Right now you can take great strides towards energy independence, while also making a decent return on your money, by installing a few photovoltaic panels on your roof. There’s info on our links page so you can find a certified installer in your area if you’re keen enough to just go for it!
But hang on…
Would you like to know how to get a cheaper installation, and so make a bigger return on your investment?
While at the same time saving more carbon, and finding a better way to finance your system.
How? Well it all starts with volume…
Solar panels have become much cheaper over the years, dropping 60% over just the last five years*. They used to be the expensive part of the installation, however these days the hardware often costs less than half of what you pay!
So how can we make this expensive work cheaper?
We need to stop doing this technical engineering project one house at a time.
Here’s an example of what you could save if you get just a few of your neighbors involved
What do you actually pay for when you contract with someone to put solar on the roof of a single home?
Out of £12,000 for a typical 3kW roof, you could expect to be paying for:
Around £XXX if your house has a regular design.
How much of this you could save depends entirely on the street you live on. Are your neighbours houses similar in design to your house? If so, the planning process will mostly just consist of duplicating the calculations from the house next door – so you’ll pay a small fraction, perhaps down to £XX.
If all the houses on your street are unique, there’ll still be a small saving because it’s a single job location and minor details like shade modeling may be simplified. So maybe assume a saving here of at least 25%.
Of course these are the biggest cost of the project, you could expect your installer to be paying around £2000 per kW for the hardware, depending on manufacturer.
Your installer probably already buys in bulk from a supplier, but ordering enough of the same panel for 20 houses at a time? They could still expect to save another 5-10% on top. So that could be another £500 per house.
Not something everybody expect to be a big cost of the installation, but it is! Typically £500.
Should be below £200 per house when you’re simply moving the scaffolding down the street a house at a time.
Expect the specialist roofers to be paid about £XXXX

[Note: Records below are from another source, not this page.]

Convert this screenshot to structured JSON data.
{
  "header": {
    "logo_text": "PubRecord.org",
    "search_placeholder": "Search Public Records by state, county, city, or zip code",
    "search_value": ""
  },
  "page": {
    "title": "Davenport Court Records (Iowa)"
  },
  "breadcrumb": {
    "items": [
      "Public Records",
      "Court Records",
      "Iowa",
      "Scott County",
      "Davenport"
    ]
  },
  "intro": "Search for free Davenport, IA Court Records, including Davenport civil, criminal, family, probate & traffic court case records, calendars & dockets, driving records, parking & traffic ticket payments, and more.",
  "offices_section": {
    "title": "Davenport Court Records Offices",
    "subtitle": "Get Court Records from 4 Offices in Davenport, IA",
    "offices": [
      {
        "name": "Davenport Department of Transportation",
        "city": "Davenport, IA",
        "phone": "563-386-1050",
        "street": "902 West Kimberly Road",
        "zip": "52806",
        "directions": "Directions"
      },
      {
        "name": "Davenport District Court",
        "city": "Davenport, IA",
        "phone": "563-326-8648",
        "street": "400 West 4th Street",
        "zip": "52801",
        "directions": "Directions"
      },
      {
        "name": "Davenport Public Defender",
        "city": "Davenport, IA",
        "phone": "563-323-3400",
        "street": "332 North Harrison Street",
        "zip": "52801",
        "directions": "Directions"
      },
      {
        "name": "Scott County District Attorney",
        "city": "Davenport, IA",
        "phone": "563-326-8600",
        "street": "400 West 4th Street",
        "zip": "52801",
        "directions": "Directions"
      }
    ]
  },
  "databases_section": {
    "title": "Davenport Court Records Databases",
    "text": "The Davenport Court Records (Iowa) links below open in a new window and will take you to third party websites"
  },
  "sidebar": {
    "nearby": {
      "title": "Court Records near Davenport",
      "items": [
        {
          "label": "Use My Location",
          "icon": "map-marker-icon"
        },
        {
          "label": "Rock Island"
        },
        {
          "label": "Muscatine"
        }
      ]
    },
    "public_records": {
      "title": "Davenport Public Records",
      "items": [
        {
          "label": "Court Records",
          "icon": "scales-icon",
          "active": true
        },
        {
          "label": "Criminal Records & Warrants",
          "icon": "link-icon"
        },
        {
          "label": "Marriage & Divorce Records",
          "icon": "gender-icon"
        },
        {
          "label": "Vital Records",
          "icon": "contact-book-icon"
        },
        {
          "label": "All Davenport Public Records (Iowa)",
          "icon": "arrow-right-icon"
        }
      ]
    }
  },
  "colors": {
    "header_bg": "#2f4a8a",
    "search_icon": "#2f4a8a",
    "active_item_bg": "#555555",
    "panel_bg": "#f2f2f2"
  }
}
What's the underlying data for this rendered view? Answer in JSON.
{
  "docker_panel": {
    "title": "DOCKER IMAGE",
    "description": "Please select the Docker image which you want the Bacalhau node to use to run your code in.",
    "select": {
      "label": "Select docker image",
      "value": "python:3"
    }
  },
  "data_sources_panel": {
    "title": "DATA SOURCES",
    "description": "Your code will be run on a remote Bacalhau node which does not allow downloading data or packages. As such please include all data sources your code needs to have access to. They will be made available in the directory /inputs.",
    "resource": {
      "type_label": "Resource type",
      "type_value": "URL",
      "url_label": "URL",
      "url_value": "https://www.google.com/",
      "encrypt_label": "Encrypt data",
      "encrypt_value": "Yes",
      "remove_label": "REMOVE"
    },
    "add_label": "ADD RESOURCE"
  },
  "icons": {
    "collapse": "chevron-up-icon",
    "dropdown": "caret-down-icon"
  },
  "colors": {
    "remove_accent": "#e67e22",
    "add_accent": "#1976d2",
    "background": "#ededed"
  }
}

We don’t think installers should be paid a lot less for the hours they work, you want a highly qualified professional to be the one messing with the part of your home that keeps the rain out! A few companies we know are even making commendable efforts to reach out to unemployed and at risk populations, providing on the job training so they can make a good living in this new industry. Asking them to bring down their hourly rates is hard on the low paid jobbers, or dangerous if you’re not getting a properly qualified professional signing off their work.
Once again, the real savings are to be found in efficiency rather than just more work for less wages. So, less time tooling up and heading out to find the job site. Less time waiting for someone to come and sign off their work. And no 3/4 days where you finish one job and can’t start another… just nice solid eight hour workdays until the street’s done. These efficiency savings alone should knock a third off the total labour cost.
Similarly to the roofers, these guys are well qualified professionals who shouldn’t be paid a less than they currently are for a good days work. However, as their job can be done a little quicker than the roofing anyway, they could spend significantly less of their hours traveling or on downtime. So we’d hope to save about half their cost with a nice 20 house contract.
Back Office / Overheads:
Using these estimates we’re saving around £XXXX by doing one big job instead of lots of little ones!! This matches well with the estimates we’ve been given by installers, that we’ll save 20% by doing a whole street in one go.
Does this look like a better way to do things to you?
Yup, we think so too!
Now, why not head to the Resources page, and print out a letter to see if you can drum up some support from your neighbors?
Or head on to Financing to work out how to fund a big project like this.